[[ MATERIAL FOR THIS TASK, beginning ]]

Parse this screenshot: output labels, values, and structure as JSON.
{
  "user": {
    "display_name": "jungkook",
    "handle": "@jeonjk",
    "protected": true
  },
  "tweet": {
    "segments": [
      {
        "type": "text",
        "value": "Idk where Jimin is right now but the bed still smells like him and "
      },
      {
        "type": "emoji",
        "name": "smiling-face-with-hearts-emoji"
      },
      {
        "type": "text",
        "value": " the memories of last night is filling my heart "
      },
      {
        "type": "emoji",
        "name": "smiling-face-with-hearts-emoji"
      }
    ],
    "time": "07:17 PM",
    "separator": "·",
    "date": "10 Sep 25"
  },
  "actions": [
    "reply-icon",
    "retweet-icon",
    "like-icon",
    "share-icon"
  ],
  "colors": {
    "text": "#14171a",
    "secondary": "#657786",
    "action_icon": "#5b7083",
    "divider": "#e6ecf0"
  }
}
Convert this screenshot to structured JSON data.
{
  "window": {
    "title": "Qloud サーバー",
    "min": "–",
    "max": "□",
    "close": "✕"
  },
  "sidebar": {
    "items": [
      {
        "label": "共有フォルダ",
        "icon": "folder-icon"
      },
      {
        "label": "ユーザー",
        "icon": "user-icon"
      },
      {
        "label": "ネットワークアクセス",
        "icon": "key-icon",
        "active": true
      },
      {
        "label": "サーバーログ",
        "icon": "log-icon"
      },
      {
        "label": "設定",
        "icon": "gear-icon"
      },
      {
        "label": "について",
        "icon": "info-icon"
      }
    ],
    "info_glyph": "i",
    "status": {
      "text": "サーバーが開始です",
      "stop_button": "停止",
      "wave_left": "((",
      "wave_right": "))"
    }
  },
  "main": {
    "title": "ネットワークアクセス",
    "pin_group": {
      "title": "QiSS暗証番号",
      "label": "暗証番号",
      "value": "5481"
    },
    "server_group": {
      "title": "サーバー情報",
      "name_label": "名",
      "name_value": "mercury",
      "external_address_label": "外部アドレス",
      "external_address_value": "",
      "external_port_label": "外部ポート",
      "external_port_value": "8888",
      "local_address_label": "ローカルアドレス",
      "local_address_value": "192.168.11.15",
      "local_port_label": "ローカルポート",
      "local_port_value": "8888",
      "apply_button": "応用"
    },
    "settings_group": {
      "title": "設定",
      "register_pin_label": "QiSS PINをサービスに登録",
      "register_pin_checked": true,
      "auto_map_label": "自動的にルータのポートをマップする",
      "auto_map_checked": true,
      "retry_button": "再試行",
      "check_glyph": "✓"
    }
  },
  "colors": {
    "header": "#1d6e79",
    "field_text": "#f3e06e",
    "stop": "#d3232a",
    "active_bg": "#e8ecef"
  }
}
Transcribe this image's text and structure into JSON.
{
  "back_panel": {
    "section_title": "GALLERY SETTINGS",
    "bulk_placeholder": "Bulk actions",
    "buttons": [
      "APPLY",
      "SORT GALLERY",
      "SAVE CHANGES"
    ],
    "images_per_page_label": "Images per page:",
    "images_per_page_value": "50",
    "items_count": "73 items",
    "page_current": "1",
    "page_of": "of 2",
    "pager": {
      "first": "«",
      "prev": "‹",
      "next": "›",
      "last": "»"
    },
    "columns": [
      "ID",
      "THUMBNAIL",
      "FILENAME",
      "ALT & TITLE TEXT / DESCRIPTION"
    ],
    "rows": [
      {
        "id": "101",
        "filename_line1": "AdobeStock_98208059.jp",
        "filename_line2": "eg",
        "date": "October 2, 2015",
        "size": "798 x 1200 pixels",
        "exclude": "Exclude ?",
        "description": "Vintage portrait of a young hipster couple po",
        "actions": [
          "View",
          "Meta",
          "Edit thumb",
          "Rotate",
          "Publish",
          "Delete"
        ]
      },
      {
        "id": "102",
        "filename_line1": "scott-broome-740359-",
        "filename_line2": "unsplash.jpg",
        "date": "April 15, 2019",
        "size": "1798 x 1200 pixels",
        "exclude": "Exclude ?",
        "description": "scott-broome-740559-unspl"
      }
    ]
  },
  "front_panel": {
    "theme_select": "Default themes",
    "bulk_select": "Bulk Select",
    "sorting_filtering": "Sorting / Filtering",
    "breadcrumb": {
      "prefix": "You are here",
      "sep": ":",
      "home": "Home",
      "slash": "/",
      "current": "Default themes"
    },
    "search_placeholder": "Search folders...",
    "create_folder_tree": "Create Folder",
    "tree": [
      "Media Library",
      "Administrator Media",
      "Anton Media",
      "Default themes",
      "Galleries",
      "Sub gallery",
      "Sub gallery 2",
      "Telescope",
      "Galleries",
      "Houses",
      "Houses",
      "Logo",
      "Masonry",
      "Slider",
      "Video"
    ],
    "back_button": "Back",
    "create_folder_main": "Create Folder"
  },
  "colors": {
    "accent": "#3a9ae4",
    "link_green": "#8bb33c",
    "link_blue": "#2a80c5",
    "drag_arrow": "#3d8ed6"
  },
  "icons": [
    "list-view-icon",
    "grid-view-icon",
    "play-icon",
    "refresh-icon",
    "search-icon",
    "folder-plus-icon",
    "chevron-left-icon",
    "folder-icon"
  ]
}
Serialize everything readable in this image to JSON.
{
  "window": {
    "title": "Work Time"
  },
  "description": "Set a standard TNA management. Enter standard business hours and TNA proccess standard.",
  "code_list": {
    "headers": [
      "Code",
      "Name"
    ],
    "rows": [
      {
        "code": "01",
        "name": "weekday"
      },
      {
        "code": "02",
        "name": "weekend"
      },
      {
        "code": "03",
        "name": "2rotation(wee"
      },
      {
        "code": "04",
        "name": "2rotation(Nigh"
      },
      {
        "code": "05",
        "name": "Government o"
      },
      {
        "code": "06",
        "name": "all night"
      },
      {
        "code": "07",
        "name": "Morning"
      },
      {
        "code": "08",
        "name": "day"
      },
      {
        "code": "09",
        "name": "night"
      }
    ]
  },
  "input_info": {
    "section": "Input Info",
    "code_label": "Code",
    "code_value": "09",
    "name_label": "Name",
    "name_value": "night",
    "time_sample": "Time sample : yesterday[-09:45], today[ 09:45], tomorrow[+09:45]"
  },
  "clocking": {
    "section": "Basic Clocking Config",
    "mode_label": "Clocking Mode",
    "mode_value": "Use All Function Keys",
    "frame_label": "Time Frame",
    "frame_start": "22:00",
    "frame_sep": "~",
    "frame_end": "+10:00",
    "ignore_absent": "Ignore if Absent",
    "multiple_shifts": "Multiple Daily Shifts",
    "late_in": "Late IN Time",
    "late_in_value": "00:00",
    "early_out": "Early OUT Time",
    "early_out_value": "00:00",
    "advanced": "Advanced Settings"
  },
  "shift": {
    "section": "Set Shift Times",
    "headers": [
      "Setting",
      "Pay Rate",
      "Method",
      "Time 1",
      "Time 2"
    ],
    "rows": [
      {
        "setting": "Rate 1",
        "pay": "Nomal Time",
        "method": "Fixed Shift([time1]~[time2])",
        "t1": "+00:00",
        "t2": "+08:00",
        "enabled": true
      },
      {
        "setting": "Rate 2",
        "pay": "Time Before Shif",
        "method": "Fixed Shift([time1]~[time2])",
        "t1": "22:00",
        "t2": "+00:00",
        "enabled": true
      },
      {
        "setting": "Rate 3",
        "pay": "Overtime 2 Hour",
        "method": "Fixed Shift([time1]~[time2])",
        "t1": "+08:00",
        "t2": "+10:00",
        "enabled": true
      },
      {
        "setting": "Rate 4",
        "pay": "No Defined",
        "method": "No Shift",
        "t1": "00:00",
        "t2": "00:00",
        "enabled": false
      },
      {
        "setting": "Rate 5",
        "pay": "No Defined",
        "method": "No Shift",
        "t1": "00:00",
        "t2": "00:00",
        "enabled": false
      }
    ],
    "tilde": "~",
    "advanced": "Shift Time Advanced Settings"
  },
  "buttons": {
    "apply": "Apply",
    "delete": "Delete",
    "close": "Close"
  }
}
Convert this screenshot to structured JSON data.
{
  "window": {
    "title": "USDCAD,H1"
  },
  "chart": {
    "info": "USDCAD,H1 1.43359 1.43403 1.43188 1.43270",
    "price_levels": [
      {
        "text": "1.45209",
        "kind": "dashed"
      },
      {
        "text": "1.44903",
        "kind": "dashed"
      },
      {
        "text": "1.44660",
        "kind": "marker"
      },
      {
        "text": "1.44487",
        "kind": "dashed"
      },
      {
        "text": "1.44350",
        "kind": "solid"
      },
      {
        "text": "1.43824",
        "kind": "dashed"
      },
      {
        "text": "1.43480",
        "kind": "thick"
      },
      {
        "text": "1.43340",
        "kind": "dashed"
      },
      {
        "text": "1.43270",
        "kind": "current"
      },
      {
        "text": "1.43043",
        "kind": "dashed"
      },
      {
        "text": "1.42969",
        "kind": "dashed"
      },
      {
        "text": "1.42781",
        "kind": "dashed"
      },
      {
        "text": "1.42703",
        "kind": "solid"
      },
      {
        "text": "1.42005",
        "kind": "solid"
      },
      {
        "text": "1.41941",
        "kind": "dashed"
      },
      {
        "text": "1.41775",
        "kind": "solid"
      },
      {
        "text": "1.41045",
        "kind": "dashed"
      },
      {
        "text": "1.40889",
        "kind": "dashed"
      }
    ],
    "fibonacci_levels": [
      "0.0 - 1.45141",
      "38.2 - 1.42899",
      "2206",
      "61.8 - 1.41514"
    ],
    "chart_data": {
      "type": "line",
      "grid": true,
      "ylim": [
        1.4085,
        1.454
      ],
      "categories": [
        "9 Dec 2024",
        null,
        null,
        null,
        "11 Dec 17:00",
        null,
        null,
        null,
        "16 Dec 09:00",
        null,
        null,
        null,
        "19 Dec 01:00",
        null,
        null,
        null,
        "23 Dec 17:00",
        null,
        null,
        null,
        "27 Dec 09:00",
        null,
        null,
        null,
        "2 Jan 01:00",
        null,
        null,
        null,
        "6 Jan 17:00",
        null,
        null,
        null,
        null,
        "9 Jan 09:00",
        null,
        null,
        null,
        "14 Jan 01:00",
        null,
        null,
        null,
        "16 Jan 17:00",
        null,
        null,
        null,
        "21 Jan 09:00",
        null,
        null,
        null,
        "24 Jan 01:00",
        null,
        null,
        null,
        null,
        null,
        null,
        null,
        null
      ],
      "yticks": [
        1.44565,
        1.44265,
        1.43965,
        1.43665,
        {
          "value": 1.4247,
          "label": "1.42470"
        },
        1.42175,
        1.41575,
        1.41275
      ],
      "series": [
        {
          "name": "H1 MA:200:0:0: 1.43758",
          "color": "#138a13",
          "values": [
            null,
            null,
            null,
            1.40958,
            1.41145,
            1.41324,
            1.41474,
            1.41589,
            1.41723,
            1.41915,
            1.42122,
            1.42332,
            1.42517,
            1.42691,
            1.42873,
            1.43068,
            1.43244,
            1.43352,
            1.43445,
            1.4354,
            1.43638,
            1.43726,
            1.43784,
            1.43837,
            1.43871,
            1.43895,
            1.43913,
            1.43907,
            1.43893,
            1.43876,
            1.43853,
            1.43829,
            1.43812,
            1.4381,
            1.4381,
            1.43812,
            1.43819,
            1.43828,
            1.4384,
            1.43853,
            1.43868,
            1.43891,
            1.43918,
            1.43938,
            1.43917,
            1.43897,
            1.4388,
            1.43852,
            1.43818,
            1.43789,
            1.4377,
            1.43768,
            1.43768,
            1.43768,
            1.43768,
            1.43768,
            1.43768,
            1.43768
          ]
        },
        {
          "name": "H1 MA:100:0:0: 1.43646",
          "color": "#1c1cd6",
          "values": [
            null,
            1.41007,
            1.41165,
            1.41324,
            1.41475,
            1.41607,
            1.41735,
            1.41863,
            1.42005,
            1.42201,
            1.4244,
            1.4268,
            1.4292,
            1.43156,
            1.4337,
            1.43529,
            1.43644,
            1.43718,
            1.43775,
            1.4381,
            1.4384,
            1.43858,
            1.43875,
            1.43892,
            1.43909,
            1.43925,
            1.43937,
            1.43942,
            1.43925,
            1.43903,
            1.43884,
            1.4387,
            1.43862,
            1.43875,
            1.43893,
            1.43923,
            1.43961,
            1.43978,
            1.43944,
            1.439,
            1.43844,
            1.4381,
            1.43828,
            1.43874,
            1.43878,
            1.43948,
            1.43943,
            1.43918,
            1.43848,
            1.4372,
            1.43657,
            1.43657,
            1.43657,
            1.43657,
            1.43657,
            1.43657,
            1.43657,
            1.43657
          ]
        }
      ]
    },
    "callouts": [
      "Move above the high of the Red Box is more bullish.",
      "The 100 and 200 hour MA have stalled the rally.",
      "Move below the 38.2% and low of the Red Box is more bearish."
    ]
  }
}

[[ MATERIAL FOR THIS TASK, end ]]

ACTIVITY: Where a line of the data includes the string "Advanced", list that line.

YOUR RESPONSE:
    "advanced": "Advanced Settings"
    "advanced": "Shift Time Advanced Settings"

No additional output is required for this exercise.